ACTIVITY = How many lines of the material below contain the string "data"? Answer with the number and nothing else.
____
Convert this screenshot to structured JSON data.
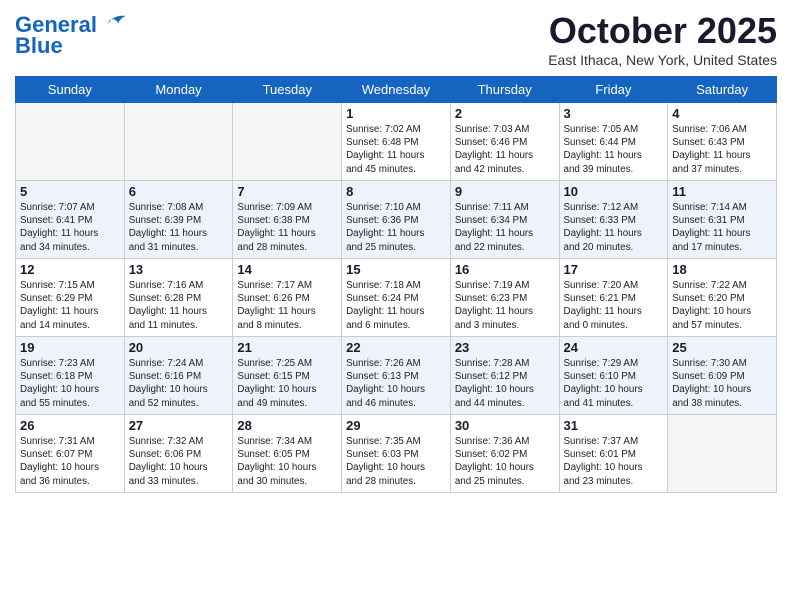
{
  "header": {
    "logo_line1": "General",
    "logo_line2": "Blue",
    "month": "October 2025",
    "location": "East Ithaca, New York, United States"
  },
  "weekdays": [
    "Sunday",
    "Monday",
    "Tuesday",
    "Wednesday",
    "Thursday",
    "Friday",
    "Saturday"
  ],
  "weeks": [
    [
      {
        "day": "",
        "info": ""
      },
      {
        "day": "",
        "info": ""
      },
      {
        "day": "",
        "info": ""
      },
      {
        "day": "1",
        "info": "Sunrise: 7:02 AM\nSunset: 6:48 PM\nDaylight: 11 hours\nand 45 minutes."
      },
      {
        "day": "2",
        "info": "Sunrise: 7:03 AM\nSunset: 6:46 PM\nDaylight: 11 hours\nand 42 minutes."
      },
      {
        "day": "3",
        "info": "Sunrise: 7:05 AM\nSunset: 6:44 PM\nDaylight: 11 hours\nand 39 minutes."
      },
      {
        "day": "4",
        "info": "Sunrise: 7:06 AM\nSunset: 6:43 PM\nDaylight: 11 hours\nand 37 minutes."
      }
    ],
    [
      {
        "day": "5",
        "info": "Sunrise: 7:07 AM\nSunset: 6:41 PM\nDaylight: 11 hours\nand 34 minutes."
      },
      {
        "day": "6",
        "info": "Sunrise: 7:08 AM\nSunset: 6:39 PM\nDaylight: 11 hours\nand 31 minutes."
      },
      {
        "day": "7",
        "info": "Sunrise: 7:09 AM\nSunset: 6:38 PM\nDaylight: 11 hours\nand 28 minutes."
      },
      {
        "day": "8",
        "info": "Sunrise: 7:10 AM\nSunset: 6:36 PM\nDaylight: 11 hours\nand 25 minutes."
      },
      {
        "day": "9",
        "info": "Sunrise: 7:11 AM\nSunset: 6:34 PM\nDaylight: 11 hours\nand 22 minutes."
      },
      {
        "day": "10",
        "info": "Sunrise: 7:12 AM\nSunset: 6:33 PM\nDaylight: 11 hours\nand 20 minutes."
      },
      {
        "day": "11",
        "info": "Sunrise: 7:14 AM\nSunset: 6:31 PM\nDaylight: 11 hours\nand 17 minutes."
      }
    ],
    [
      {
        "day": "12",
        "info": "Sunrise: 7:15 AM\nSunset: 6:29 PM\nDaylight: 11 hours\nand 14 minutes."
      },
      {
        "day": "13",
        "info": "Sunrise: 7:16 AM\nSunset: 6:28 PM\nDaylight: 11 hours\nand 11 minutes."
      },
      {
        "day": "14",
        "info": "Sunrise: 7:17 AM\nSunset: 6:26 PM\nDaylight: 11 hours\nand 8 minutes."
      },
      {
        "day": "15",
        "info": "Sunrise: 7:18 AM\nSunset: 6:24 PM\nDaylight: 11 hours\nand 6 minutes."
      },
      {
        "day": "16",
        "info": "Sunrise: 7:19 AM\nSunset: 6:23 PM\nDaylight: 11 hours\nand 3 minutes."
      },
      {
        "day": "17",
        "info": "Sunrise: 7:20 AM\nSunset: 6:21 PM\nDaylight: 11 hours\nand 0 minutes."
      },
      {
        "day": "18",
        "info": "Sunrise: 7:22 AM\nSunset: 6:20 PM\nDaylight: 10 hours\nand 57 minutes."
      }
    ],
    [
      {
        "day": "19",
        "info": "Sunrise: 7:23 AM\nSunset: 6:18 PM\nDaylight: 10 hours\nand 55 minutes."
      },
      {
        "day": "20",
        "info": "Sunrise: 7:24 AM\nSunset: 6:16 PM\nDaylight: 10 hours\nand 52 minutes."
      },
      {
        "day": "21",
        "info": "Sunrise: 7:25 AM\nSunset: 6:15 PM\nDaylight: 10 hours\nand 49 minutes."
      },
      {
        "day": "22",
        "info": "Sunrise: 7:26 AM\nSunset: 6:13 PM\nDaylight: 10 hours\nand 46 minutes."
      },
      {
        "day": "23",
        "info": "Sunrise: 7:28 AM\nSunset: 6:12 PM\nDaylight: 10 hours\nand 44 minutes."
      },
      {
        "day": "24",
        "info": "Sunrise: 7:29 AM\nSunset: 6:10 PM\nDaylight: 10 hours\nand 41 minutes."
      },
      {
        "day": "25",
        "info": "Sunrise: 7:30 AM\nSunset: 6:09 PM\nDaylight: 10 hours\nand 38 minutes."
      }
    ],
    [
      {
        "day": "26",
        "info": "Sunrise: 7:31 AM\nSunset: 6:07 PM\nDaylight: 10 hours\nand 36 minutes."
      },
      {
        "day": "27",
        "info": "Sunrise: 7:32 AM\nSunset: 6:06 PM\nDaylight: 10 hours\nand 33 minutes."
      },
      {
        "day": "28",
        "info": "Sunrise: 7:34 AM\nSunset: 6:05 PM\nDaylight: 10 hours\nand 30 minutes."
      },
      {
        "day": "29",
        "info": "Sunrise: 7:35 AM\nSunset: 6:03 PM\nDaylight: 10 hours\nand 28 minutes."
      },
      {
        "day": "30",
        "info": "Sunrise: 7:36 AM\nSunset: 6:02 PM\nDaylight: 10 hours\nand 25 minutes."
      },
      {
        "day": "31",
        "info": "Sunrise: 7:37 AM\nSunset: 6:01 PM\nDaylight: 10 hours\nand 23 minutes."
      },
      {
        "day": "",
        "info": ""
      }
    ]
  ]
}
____
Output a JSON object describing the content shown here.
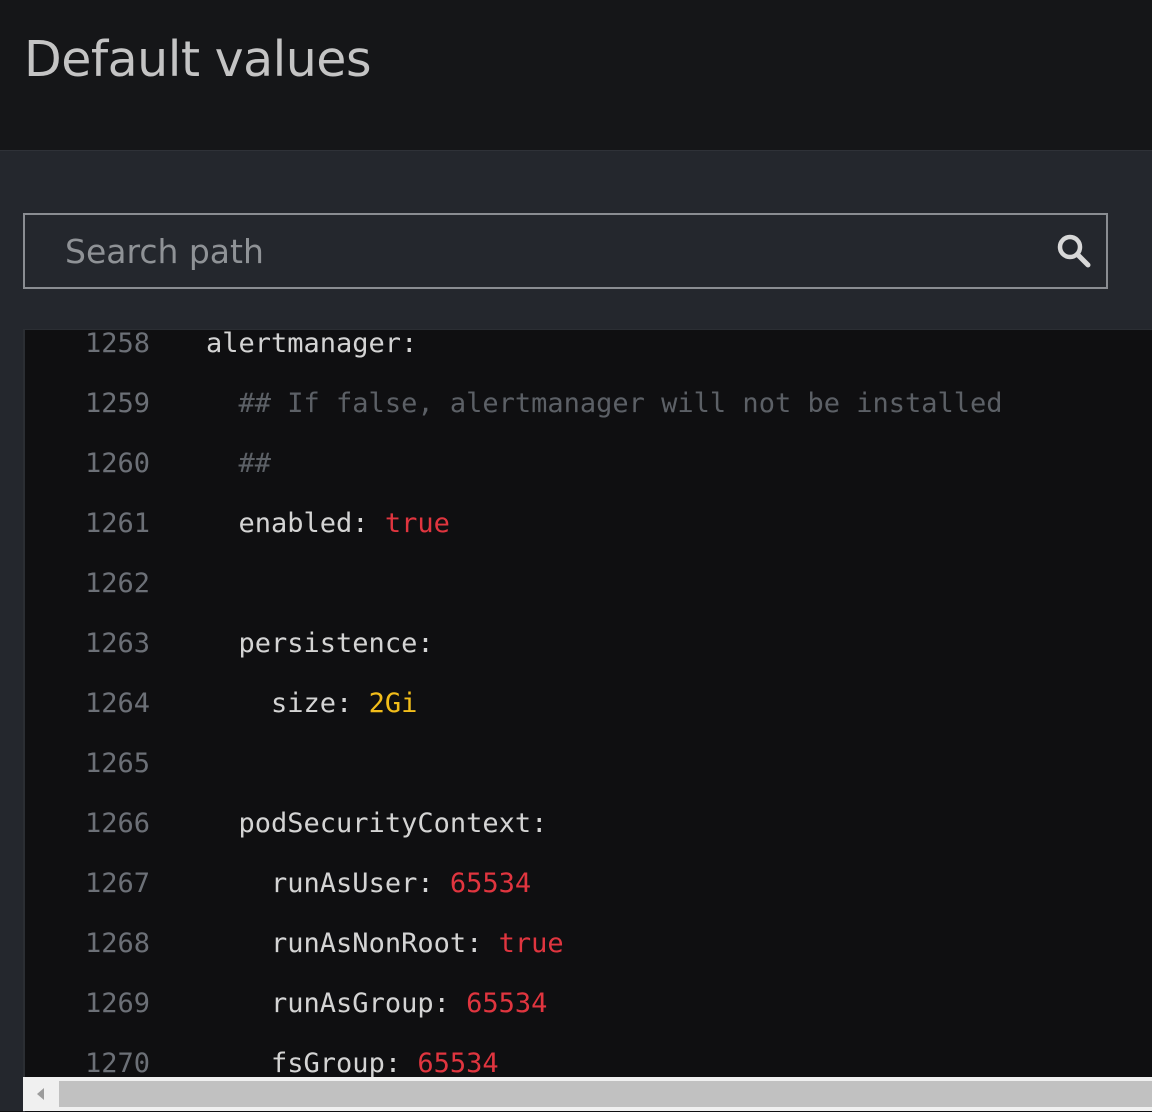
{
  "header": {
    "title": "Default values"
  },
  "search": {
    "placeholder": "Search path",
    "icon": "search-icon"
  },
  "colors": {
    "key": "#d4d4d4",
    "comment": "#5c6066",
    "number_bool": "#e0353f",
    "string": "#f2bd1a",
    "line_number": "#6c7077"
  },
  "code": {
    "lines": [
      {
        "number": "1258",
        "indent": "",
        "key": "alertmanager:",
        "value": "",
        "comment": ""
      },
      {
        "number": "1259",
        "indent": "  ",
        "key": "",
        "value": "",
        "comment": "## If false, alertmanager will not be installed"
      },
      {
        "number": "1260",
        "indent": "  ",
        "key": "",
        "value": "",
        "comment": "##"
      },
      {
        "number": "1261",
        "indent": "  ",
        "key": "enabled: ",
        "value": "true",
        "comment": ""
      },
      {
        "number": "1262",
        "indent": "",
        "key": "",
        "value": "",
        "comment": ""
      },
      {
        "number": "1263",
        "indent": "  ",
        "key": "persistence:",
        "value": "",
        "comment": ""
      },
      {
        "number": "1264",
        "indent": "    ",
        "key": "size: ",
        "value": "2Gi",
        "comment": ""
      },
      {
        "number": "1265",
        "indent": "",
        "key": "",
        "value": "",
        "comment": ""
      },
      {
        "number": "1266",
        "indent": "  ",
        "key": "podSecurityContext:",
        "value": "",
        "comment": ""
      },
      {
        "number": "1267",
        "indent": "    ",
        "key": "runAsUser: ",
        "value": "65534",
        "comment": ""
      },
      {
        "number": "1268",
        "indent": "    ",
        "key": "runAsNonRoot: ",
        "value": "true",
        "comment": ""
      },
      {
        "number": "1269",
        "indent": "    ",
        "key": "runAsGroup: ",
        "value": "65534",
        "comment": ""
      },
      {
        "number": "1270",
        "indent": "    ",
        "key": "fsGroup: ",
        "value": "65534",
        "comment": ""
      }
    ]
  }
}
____
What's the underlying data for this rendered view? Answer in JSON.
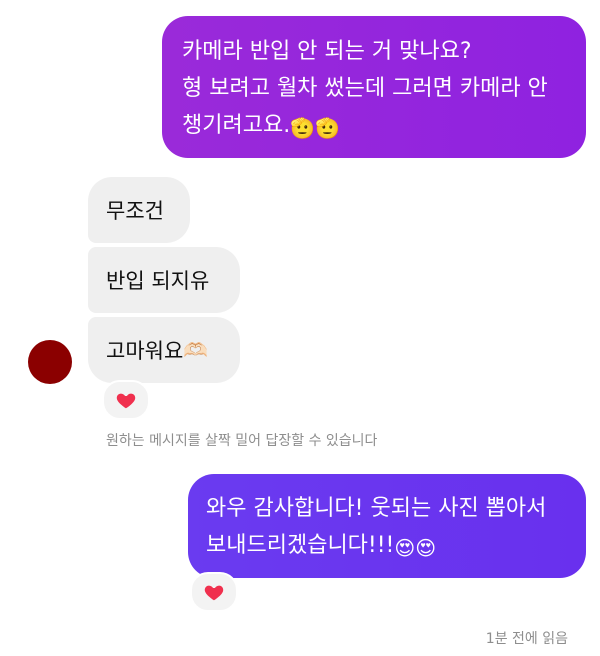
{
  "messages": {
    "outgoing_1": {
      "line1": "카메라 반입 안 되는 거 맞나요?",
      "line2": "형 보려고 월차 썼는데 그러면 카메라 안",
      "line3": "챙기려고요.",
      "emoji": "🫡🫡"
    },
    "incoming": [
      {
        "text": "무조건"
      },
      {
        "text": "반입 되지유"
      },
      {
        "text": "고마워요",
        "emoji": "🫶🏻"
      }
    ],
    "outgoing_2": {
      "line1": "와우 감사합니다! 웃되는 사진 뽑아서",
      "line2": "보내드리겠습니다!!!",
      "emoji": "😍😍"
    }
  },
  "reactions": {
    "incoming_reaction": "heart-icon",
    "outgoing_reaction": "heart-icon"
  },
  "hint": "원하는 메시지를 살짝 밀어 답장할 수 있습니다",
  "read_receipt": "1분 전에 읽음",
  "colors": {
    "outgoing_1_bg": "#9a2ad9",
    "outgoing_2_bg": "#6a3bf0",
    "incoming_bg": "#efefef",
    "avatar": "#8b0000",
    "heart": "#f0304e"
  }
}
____
THE ANSWER = 2